St Agnes-based consultancy Smart Working Revolution aims to help the county capitalise on the post-Covid trend for remote working.
For Ruth Gawthorpe, the 23rd March 2020 was the day that changed everything.
As a consultant and evangelist for smarter ways of working, she’d been trying for years to show UK organisations there are better ways than the 9-5 office grind. Some got it, others didn’t. But when lockdown came, nobody had a choice.
“What happened on the 23rd March was astonishing,” Gawthorpe says. “Leaders who didn’t trust their workforce to work remotely had to take a leap of faith. They weren’t ready for it, but they did it. And it’s been this most amazing shift.”
Three months on, Gawthorpe believes the shift could become permanent. “We’ve been surveying our clients’ employees, and 80% of them say they don’t want to go back to the office full-time,” she says. “They say they’ve been more productive, and they’ve enjoyed the opportunity to work from home and look at life a little bit differently.”
“80% of employees say they don’t want to go back to the office full-time. they say they’ve been more productive at home.”ruth gawthorpe, co-founder, smart working revolution
She says findings like this are giving bosses pause to re-think working practices: “We’re finding there’s more of an appetite for smart working. A lot of leaders have realised they don’t need these big corporate offices. They can reduce costs by doing away with them and recruiting from other parts of the country.”
A once-in-a-lifetime opportunity for Cornwall
That could create a once-in-a-lifetime opportunity for Cornwall. As well as producing talented school-leavers and university graduates, the county is a magnet for skilled people looking for a lifestyle change. Companies with an appetite for remote working could look to Cornwall for some or all of their remote workforce.
Gawthorpe’s St Agnes-based consultancy, Smart Working Revolution, is creating a new system that will help organisations to find suitable remote employees. People in Cornwall can upload details about their skills, which will be shared with organisations looking to recruit remote talent. Heat maps produced from the data could reveal pockets of skills that will help recruiters find fertile places to look.

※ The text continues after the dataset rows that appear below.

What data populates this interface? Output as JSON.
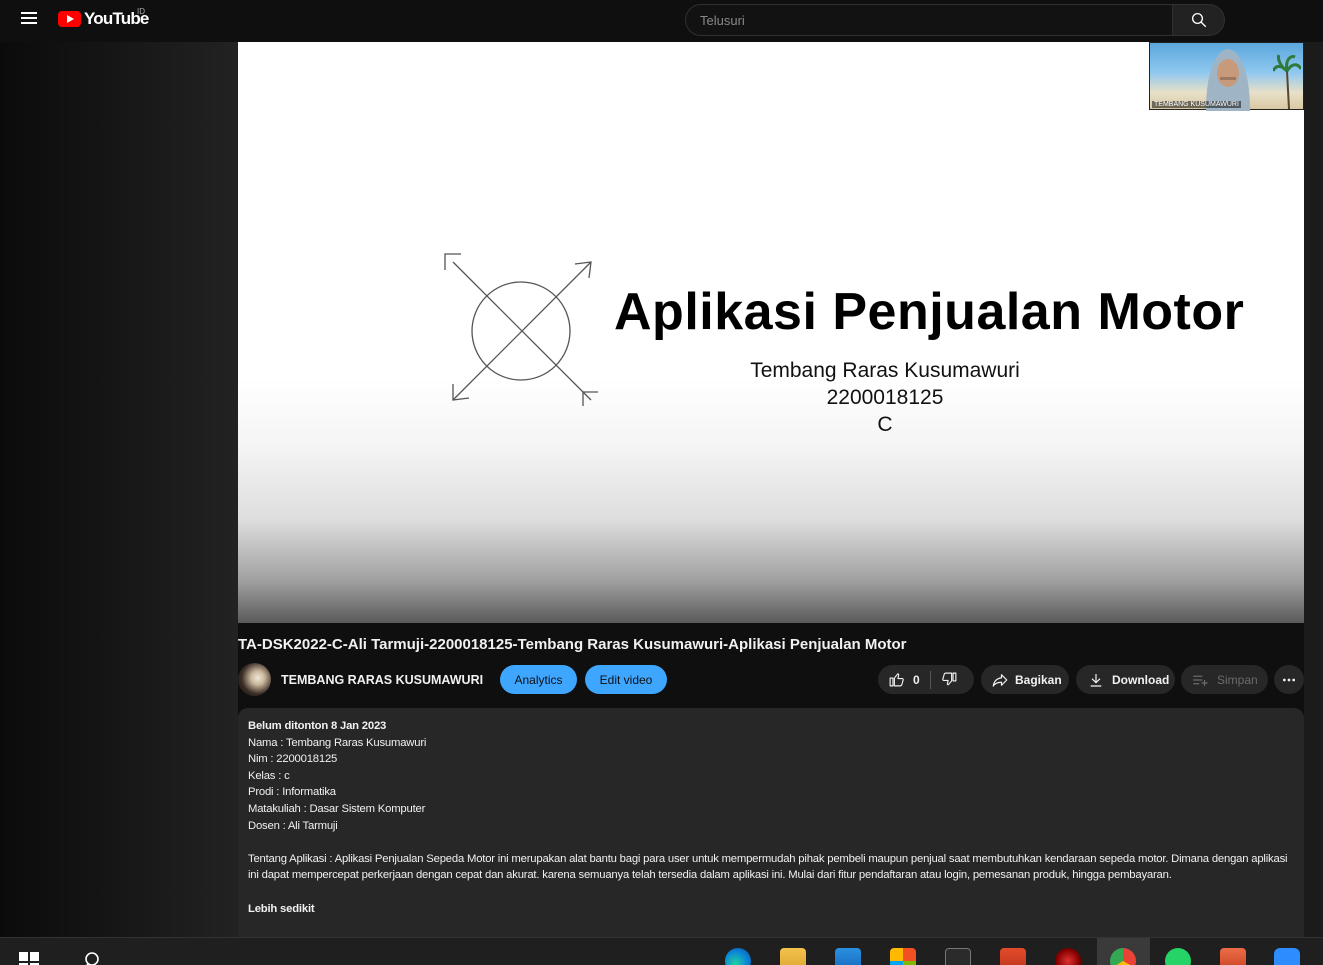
{
  "header": {
    "logo_text": "YouTube",
    "region": "ID",
    "search_placeholder": "Telusuri"
  },
  "player": {
    "slide_title": "Aplikasi Penjualan Motor",
    "slide_name": "Tembang Raras Kusumawuri",
    "slide_nim": "2200018125",
    "slide_class": "C",
    "webcam_label": "TEMBANG KUSUMAWURI"
  },
  "video": {
    "title": "TA-DSK2022-C-Ali Tarmuji-2200018125-Tembang Raras Kusumawuri-Aplikasi Penjualan Motor",
    "channel_name": "TEMBANG RARAS KUSUMAWURI",
    "analytics_label": "Analytics",
    "edit_label": "Edit video",
    "like_count": "0",
    "share_label": "Bagikan",
    "download_label": "Download",
    "save_label": "Simpan"
  },
  "description": {
    "meta": "Belum ditonton  8 Jan 2023",
    "lines": [
      "Nama : Tembang Raras Kusumawuri",
      "Nim : 2200018125",
      "Kelas : c",
      "Prodi : Informatika",
      "Matakuliah : Dasar Sistem Komputer",
      "Dosen : Ali Tarmuji"
    ],
    "about": "Tentang Aplikasi : Aplikasi Penjualan Sepeda Motor ini merupakan alat bantu bagi para user untuk  mempermudah pihak pembeli maupun penjual  saat membutuhkan kendaraan sepeda motor. Dimana dengan aplikasi ini  dapat mempercepat perkerjaan dengan cepat dan akurat. karena semuanya telah tersedia dalam aplikasi ini. Mulai dari fitur pendaftaran atau login, pemesanan produk, hingga pembayaran.",
    "show_less": "Lebih sedikit"
  },
  "colors": {
    "background": "#0f0f0f",
    "accent_blue": "#3ea6ff",
    "youtube_red": "#ff0000",
    "pill": "#272727"
  },
  "taskbar": {
    "icons": [
      "windows-start-icon",
      "search-icon",
      "edge-icon",
      "file-explorer-icon",
      "mail-icon",
      "store-icon",
      "terminal-icon",
      "office-icon",
      "app-red-icon",
      "chrome-icon",
      "whatsapp-icon",
      "powerpoint-icon",
      "zoom-icon"
    ]
  }
}
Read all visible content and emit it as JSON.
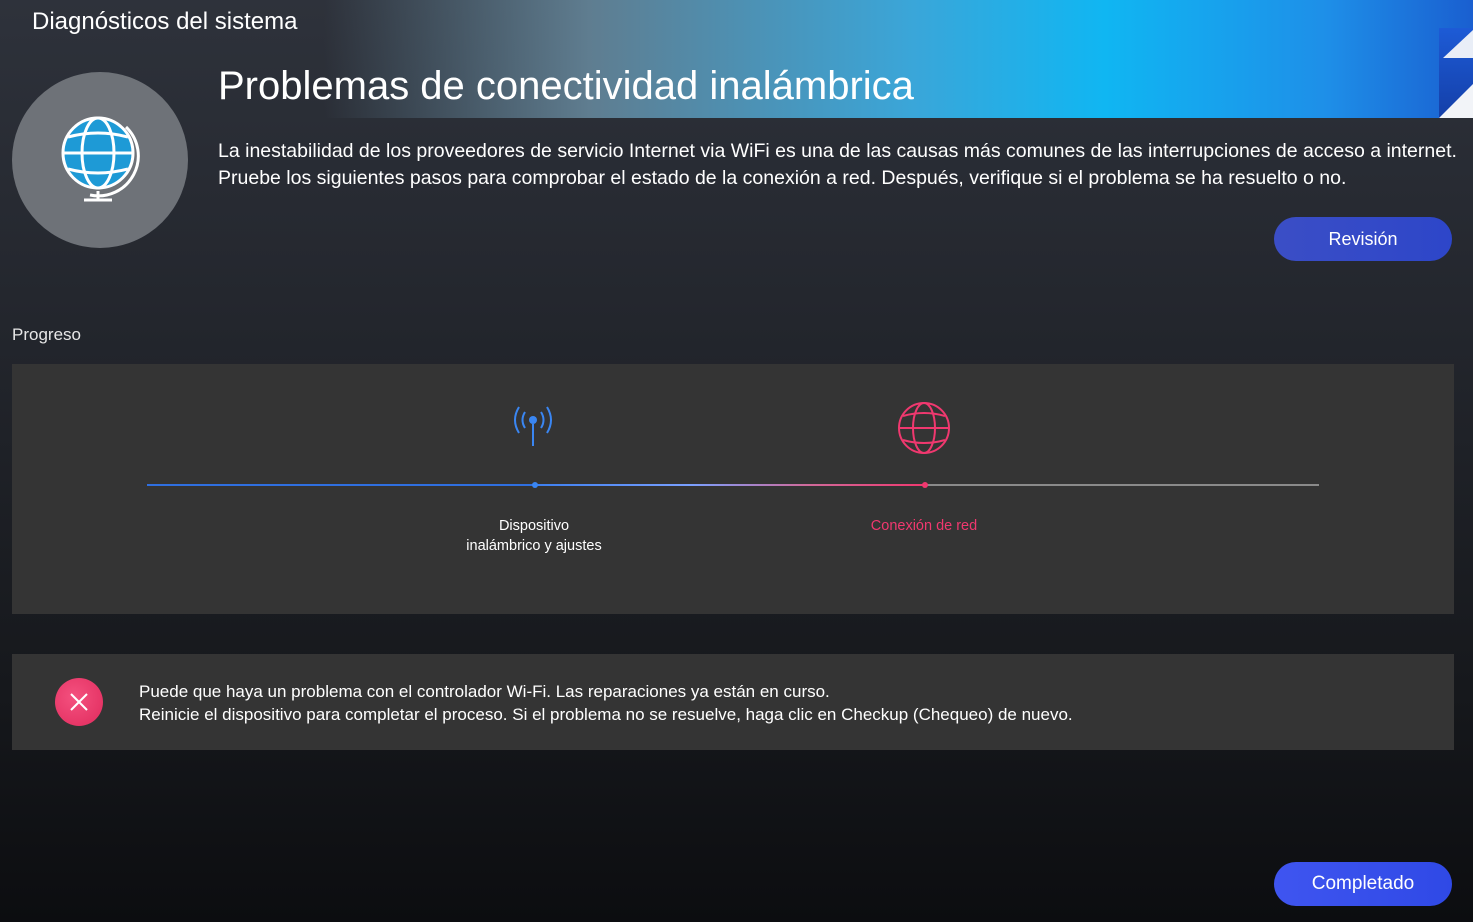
{
  "app": {
    "title": "Diagnósticos del sistema"
  },
  "header": {
    "title": "Problemas de conectividad inalámbrica",
    "description": "La inestabilidad de los proveedores de servicio Internet via WiFi es una de las causas más comunes de las interrupciones de acceso a internet. Pruebe los siguientes pasos para comprobar el estado de la conexión a red. Después, verifique si el problema se ha resuelto o no.",
    "hero_icon": "globe-icon",
    "review_button": "Revisión"
  },
  "progress": {
    "label": "Progreso",
    "steps": [
      {
        "icon": "wifi-antenna-icon",
        "line1": "Dispositivo",
        "line2": "inalámbrico y ajustes",
        "status": "completed",
        "color": "#3a86f2"
      },
      {
        "icon": "globe-icon",
        "line1": "Conexión de red",
        "line2": "",
        "status": "error",
        "color": "#f0386f"
      }
    ]
  },
  "result": {
    "icon": "close-icon",
    "status_color": "#e8336a",
    "line1": "Puede que haya un problema con el controlador Wi-Fi. Las reparaciones ya están en curso.",
    "line2": "Reinicie el dispositivo para completar el proceso. Si el problema no se resuelve, haga clic en Checkup (Chequeo) de nuevo."
  },
  "footer": {
    "done_button": "Completado"
  },
  "colors": {
    "accent": "#2f49e6",
    "error": "#f0386f",
    "panel": "#343434"
  }
}
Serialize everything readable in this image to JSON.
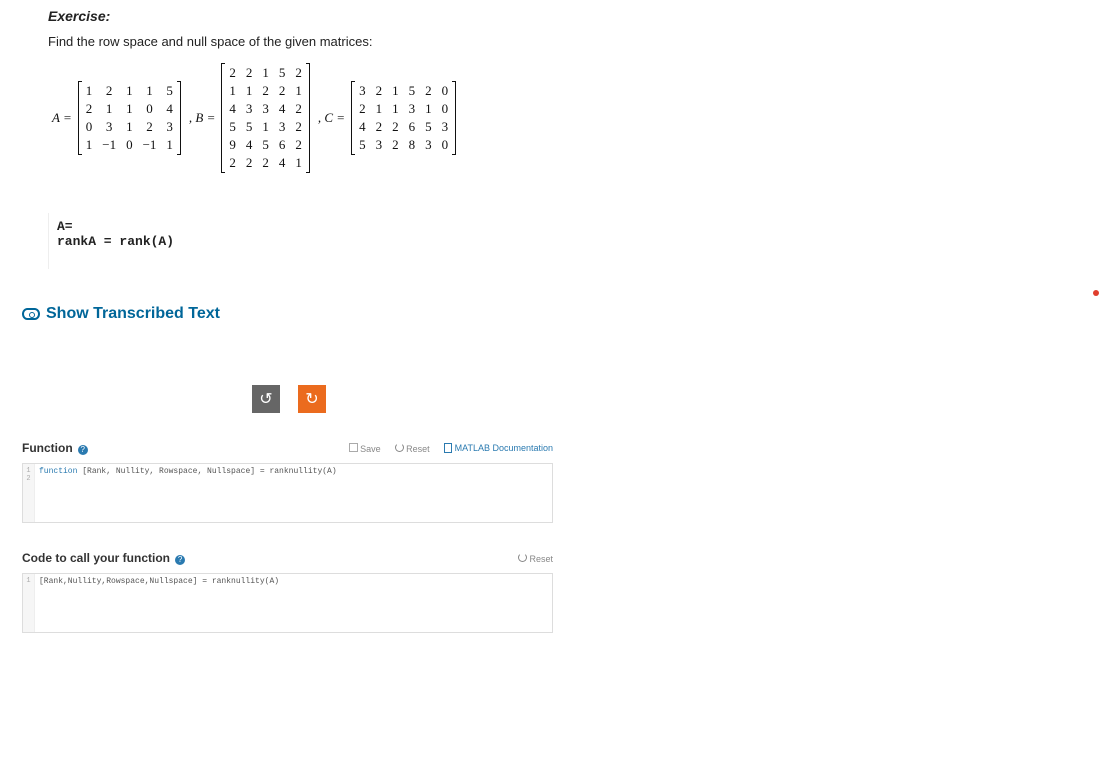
{
  "exercise": {
    "title": "Exercise:",
    "desc": "Find the row space and null space of the given matrices:"
  },
  "matrices": {
    "A": {
      "label": "A =",
      "rows": [
        [
          "1",
          "2",
          "1",
          "1",
          "5"
        ],
        [
          "2",
          "1",
          "1",
          "0",
          "4"
        ],
        [
          "0",
          "3",
          "1",
          "2",
          "3"
        ],
        [
          "1",
          "−1",
          "0",
          "−1",
          "1"
        ]
      ]
    },
    "B": {
      "label": ", B =",
      "rows": [
        [
          "2",
          "2",
          "1",
          "5",
          "2"
        ],
        [
          "1",
          "1",
          "2",
          "2",
          "1"
        ],
        [
          "4",
          "3",
          "3",
          "4",
          "2"
        ],
        [
          "5",
          "5",
          "1",
          "3",
          "2"
        ],
        [
          "9",
          "4",
          "5",
          "6",
          "2"
        ],
        [
          "2",
          "2",
          "2",
          "4",
          "1"
        ]
      ]
    },
    "C": {
      "label": ", C =",
      "rows": [
        [
          "3",
          "2",
          "1",
          "5",
          "2",
          "0"
        ],
        [
          "2",
          "1",
          "1",
          "3",
          "1",
          "0"
        ],
        [
          "4",
          "2",
          "2",
          "6",
          "5",
          "3"
        ],
        [
          "5",
          "3",
          "2",
          "8",
          "3",
          "0"
        ]
      ]
    }
  },
  "code": {
    "line1": "A=",
    "line2": "rankA = rank(A)"
  },
  "show_transcribed": "Show Transcribed Text",
  "toolbar": {
    "undo": "↺",
    "redo": "↻"
  },
  "function_section": {
    "title": "Function",
    "save": "Save",
    "reset": "Reset",
    "doc": "MATLAB Documentation",
    "code": "function [Rank, Nullity, Rowspace, Nullspace] = ranknullity(A)",
    "gutter1": "1",
    "gutter2": "2"
  },
  "call_section": {
    "title": "Code to call your function",
    "reset": "Reset",
    "code": "[Rank,Nullity,Rowspace,Nullspace] = ranknullity(A)",
    "gutter1": "1"
  }
}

Plans for the system were already underway before the pandemic hit, but Gawthorpe says the blow dealt by the virus to Cornwall’s tourism-dependent economy has made it more urgent. “We’ve got a lot of weight behind us now,” she says. “In theory it’s a model that could be used anywhere, but our dream is to make Cornwall the smart capital of the UK.”
“OUr dream is to make cornwall the smart capital of the uk”ruth gawthorpe, co-founder, smart working revolution
Hubs in towns and villages could replace city-centre offices
Another initiative gaining ground in Cornwall could help. Smart Towns and Villages is the idea of using fibre broadband and 5G to enable hub-based working in rural locations. Gawthorpe points to the C-Space workspace in Newquay as an example of a rural hub where remote workers can work in the company of others, in a high-spec space.
“The pandemic has proven that we can work remotely,” she says. “We don’t need to be in the office all day, every day. If we can get more people working in hubs in the towns and villages of Cornwall, it will improve our high streets and make Cornwall a more prosperous place.”
Featured image credit: Sally Mitchell Photography